- DESCRIPTION OF THE TASK
From the material below, return every line that includes "index".

══ RAW DATA ══

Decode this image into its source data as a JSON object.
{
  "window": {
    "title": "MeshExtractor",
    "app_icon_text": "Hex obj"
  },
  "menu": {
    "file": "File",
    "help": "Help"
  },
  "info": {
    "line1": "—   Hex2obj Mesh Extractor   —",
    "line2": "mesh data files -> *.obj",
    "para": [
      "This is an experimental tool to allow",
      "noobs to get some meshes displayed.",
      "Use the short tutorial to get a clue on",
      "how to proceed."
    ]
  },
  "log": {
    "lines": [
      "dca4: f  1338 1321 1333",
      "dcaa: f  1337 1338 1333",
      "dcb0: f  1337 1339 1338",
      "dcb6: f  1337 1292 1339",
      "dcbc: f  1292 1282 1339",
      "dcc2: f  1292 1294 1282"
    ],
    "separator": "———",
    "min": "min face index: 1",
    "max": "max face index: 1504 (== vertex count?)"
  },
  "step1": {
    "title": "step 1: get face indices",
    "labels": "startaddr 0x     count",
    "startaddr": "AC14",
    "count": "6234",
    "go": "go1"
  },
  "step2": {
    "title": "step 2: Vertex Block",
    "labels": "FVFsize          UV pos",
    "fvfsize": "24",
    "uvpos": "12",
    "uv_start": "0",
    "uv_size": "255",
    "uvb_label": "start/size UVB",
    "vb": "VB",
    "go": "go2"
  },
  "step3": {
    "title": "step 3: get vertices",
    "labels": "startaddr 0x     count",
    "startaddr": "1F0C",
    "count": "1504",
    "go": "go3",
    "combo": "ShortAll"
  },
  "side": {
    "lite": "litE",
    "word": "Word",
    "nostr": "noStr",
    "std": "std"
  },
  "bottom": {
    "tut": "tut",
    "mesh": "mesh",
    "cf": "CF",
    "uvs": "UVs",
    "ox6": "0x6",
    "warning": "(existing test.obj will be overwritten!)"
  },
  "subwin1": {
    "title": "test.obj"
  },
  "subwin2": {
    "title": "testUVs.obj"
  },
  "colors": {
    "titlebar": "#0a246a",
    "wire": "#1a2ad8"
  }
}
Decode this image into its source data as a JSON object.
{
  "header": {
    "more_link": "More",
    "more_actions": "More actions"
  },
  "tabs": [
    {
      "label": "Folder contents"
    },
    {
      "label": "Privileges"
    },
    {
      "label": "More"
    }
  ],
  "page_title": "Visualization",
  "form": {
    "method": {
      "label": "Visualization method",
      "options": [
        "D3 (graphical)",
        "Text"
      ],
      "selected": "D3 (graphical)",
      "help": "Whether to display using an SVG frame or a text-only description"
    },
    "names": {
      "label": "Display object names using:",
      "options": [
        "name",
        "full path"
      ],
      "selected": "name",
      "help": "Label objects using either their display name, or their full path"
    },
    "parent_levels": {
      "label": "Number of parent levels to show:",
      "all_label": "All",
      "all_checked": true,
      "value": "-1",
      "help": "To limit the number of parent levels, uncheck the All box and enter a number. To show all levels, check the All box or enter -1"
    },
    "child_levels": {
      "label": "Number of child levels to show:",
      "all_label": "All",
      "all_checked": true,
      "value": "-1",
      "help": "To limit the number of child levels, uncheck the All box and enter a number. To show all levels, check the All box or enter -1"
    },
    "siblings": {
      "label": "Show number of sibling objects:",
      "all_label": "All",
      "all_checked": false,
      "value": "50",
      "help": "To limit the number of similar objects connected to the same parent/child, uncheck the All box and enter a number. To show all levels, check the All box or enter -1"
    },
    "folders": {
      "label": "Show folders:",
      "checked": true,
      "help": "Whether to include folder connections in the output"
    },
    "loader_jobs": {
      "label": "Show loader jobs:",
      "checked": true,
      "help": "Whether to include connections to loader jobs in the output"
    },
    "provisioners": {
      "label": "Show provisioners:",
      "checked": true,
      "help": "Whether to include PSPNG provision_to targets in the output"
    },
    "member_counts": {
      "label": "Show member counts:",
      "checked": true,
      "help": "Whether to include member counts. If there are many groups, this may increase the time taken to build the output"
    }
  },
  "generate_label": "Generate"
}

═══

- YOUR SOLUTION
    "min": "min face index: 1",
    "max": "max face index: 1504 (== vertex count?)"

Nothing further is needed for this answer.